Are your customers and staff fighting poorly thought through processes and systems? Time to define successful outcomes from the customer’s perspective, says columnist Ian Gotts. And the good news is that their expectations are incredibly low.
Many experiences we have with companies is utterly appalling. It leaves us feeling empty, frustrated and bitter. But now we have the mechanism to vent our anger which has real impact: Facebook & Twitter.
These 2 simple tools have allowed consumers to influence and, in some cases, take over brands. Poor customer experience is highlighted, magnified and broadcast. Rarely is good customer experience talked about. The middle ground is ignored.
Here are a couple of very high profile examples:
- BP’s formal Twitter account has 16,000 followers. The anonymously run satirical BP Twitter account @BPGlobalPR has 180,0000 followers.

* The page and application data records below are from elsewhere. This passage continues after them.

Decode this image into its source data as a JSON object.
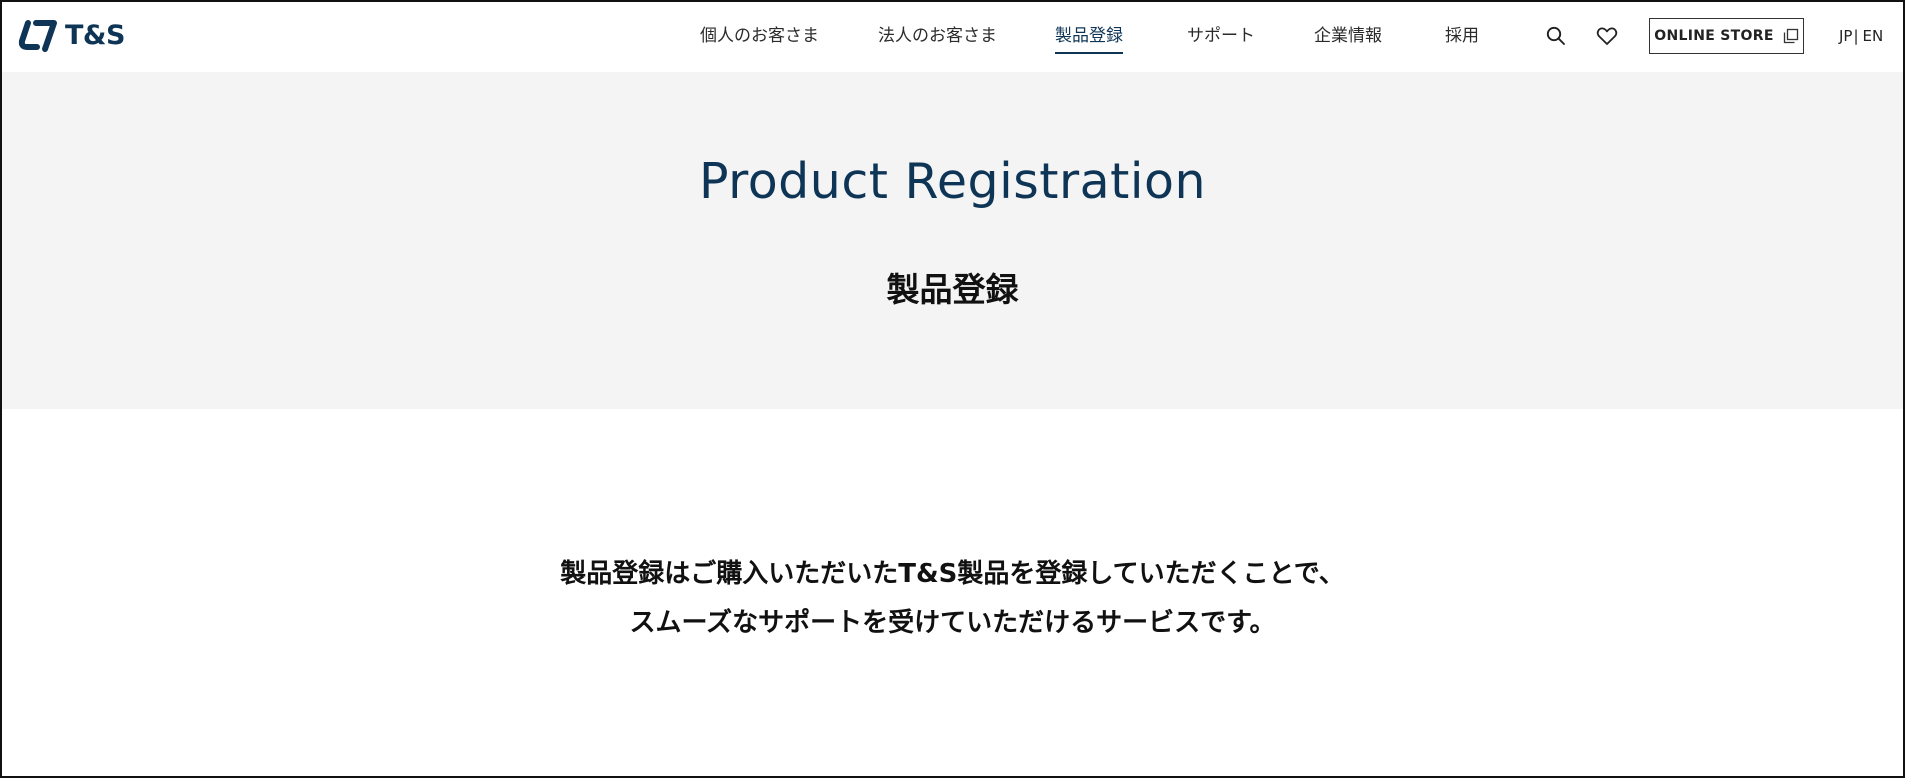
{
  "header": {
    "logo_text": "T&S",
    "nav": [
      {
        "label": "個人のお客さま",
        "active": false
      },
      {
        "label": "法人のお客さま",
        "active": false
      },
      {
        "label": "製品登録",
        "active": true
      },
      {
        "label": "サポート",
        "active": false
      },
      {
        "label": "企業情報",
        "active": false
      },
      {
        "label": "採用",
        "active": false
      }
    ],
    "icons": {
      "search": "search-icon",
      "favorite": "heart-icon",
      "external": "external-window-icon"
    },
    "online_store_label": "ONLINE STORE",
    "language": {
      "jp": "JP",
      "separator": "|",
      "en": "EN"
    }
  },
  "hero": {
    "title": "Product Registration",
    "subtitle": "製品登録"
  },
  "intro": {
    "line1": "製品登録はご購入いただいたT&S製品を登録していただくことで、",
    "line2": "スムーズなサポートを受けていただけるサービスです。"
  },
  "colors": {
    "brand_navy": "#0e3556",
    "hero_background": "#f4f4f4",
    "text": "#111111"
  }
}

- United Airlines broke a Dave Carroll’s guitar. He got so pissed off that he did the only thing a musician can – he wrote a song called "United Breaks Guitars". That song on YouTube has had 11 million hits.

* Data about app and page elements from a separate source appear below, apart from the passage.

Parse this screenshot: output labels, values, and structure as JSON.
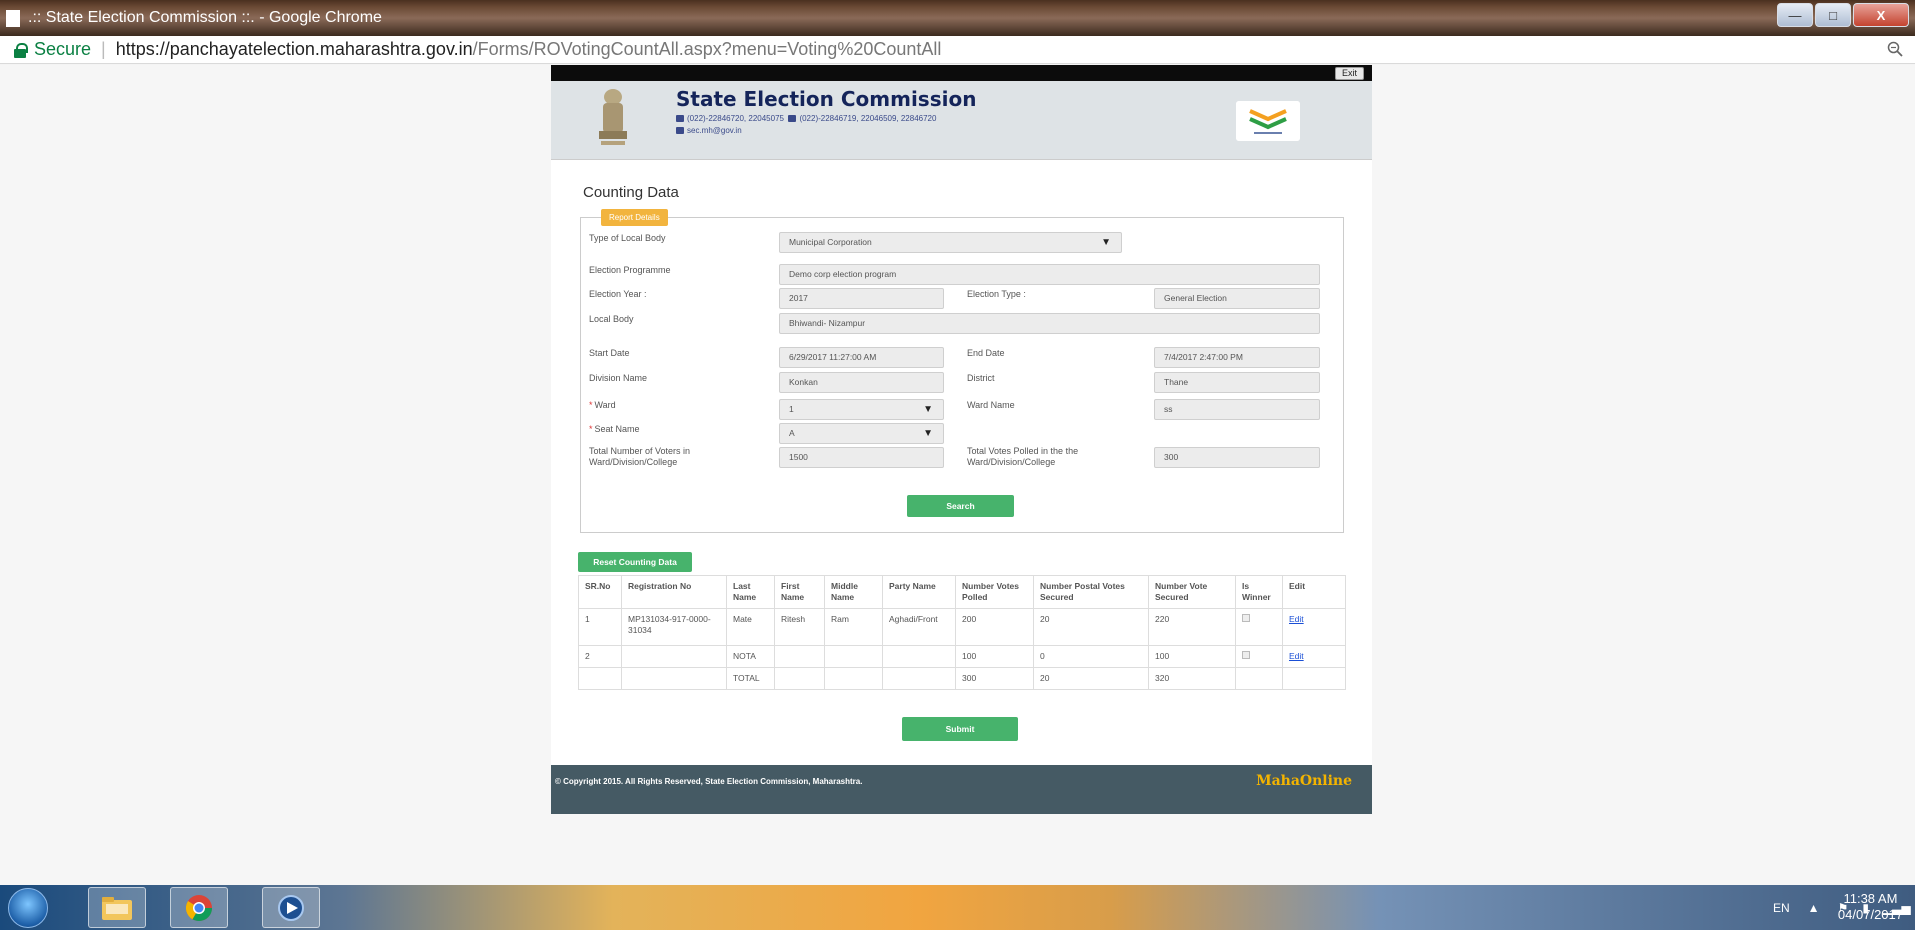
{
  "window": {
    "title": ".:: State Election Commission ::. - Google Chrome",
    "minimize": "—",
    "maximize": "□",
    "close": "X"
  },
  "address_bar": {
    "security_label": "Secure",
    "url_host": "https://panchayatelection.maharashtra.gov.in",
    "url_path": "/Forms/ROVotingCountAll.aspx?menu=Voting%20CountAll"
  },
  "header": {
    "exit_label": "Exit",
    "title": "State Election Commission",
    "phone": "(022)-22846720, 22045075",
    "fax": "(022)-22846719, 22046509, 22846720",
    "email": "sec.mh@gov.in"
  },
  "page_heading": "Counting Data",
  "report": {
    "legend": "Report Details",
    "type_of_local_body_label": "Type of Local Body",
    "type_of_local_body_value": "Municipal Corporation",
    "election_programme_label": "Election Programme",
    "election_programme_value": "Demo corp election program",
    "election_year_label": "Election Year :",
    "election_year_value": "2017",
    "election_type_label": "Election Type :",
    "election_type_value": "General Election",
    "local_body_label": "Local Body",
    "local_body_value": "Bhiwandi- Nizampur",
    "start_date_label": "Start Date",
    "start_date_value": "6/29/2017 11:27:00 AM",
    "end_date_label": "End Date",
    "end_date_value": "7/4/2017 2:47:00 PM",
    "division_label": "Division Name",
    "division_value": "Konkan",
    "district_label": "District",
    "district_value": "Thane",
    "ward_label": "Ward",
    "ward_value": "1",
    "ward_name_label": "Ward Name",
    "ward_name_value": "ss",
    "seat_name_label": "Seat Name",
    "seat_name_value": "A",
    "total_voters_label_1": "Total Number of Voters in",
    "total_voters_label_2": "Ward/Division/College",
    "total_voters_value": "1500",
    "total_polled_label_1": "Total Votes Polled in the the",
    "total_polled_label_2": "Ward/Division/College",
    "total_polled_value": "300",
    "required_mark": "*",
    "search_label": "Search"
  },
  "reset_label": "Reset Counting Data",
  "table": {
    "headers": [
      "SR.No",
      "Registration No",
      "Last Name",
      "First Name",
      "Middle Name",
      "Party Name",
      "Number Votes Polled",
      "Number Postal Votes Secured",
      "Number Vote Secured",
      "Is Winner",
      "Edit"
    ],
    "rows": [
      [
        "1",
        "MP131034-917-0000-31034",
        "Mate",
        "Ritesh",
        "Ram",
        "Aghadi/Front",
        "200",
        "20",
        "220",
        "",
        "Edit"
      ],
      [
        "2",
        "",
        "NOTA",
        "",
        "",
        "",
        "100",
        "0",
        "100",
        "",
        "Edit"
      ],
      [
        "",
        "",
        "TOTAL",
        "",
        "",
        "",
        "300",
        "20",
        "320",
        "",
        ""
      ]
    ]
  },
  "submit_label": "Submit",
  "footer": {
    "copyright": "© Copyright 2015. All Rights Reserved, State Election Commission, Maharashtra.",
    "brand": "MahaOnline"
  },
  "taskbar": {
    "language": "EN",
    "time": "11:38 AM",
    "date": "04/07/2017"
  }
}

At the heart of great customer experiences now has to be social media. It pervades everything we do as consumers and therefore it needs to be factored into the way that companies deliver customer service. But it is not as simple as slapping on a Facebook account, or sending out PR releases to a Twitter account as well as the press.

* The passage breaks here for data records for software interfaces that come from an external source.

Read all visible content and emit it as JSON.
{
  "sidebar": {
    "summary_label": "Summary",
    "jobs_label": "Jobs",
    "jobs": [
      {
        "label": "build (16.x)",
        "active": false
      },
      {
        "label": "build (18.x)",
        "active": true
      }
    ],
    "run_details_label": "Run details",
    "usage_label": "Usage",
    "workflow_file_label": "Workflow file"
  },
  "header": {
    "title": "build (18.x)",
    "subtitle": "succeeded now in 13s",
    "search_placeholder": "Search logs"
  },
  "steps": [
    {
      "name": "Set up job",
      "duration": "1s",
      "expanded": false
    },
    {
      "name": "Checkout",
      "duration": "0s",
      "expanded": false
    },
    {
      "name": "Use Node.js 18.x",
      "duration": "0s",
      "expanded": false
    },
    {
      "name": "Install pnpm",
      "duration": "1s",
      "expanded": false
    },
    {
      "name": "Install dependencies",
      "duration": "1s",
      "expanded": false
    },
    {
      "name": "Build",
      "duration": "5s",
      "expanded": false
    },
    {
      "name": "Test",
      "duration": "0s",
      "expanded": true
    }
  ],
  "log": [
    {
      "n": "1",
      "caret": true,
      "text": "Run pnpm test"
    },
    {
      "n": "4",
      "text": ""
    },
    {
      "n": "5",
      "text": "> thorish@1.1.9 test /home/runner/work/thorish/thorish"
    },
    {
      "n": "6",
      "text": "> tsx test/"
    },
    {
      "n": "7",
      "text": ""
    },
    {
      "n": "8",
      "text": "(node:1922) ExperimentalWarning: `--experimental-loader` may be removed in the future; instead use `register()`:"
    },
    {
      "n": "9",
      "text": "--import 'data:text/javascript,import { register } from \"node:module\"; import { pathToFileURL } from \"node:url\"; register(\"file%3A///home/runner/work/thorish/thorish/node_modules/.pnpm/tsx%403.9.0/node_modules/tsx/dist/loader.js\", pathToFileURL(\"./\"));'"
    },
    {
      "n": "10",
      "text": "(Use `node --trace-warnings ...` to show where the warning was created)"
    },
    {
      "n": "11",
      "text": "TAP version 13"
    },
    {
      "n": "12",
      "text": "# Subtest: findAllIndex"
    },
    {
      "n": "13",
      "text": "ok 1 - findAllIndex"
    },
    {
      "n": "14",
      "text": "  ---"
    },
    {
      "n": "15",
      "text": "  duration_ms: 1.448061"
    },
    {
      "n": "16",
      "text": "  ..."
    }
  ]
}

"Social media... is a way of thinking... It’s not about sales, or ads, or click-through rates. It’s about pursuing relationships and fostering communities of consumers. It’s about rethinking how you make plans when your customers are in the center and in control." - Paul Adams, Senior User Experience Researcher Google
This says it all. Put the customer at the center or the business and design your processes around them. This is Outside In thinking. But this is a major change to the way that many companies think, are organised and operate.
It is such a disruptive change it takes strong competitive pressures or a highly customer focused CEO. It requires process thinking, looking at Customer Journeys or Use Cases or Storyboards. Whatever you want to call the different path a customer can take, via whatever media (phone call, letter, fax, email, tweet, Facebook post), to get from their reason for contacting you to a happy successful outcome – on their terms.
Only once you have that mapped out can you start to design the underlying systems and build the training courses for your staff. This may sound like to takes weeks and months. It doesn’t. It takes days, but days of thinking, discussion and debate. It is hard. At the end of each day you will be mentally exhausted.
What does this look like? FreshBooks, a US online invoicing/accounting service, sums it up in what they call their 4E philosophy: "Execute on extraordinary experiences everyday". FreshBook’s view is that if you don’t back up your promises with action, then you’re just a lot of hot air and bluster. So you’ve got to execute.
If you’re going to do something, just make sure it exceeds people’s expectations. The good news is that people’s expectations are incredibly low. They don’t expect to get a real, live person if they phone you. If you actually answer the phone - you’re extraordinary. If you do what you say you are going to - you’re extraordinary. If you make it easy to do business with - you’re extraordinary.
And this is the difference between black and white.
Black is that none of this is done. The end result is angry, vocal, dissatisfied customers, and equally frustrated and bitter employees. Both sets of people have spent raw energy fighting poorly thought through processes and systems. It wastes time and money.
White is easy. Zen. The customer floats through the process gently guided by systems or your employees. The result is customer advocacy, recommendations and more profitable sales.
It’s your choice. Black or white?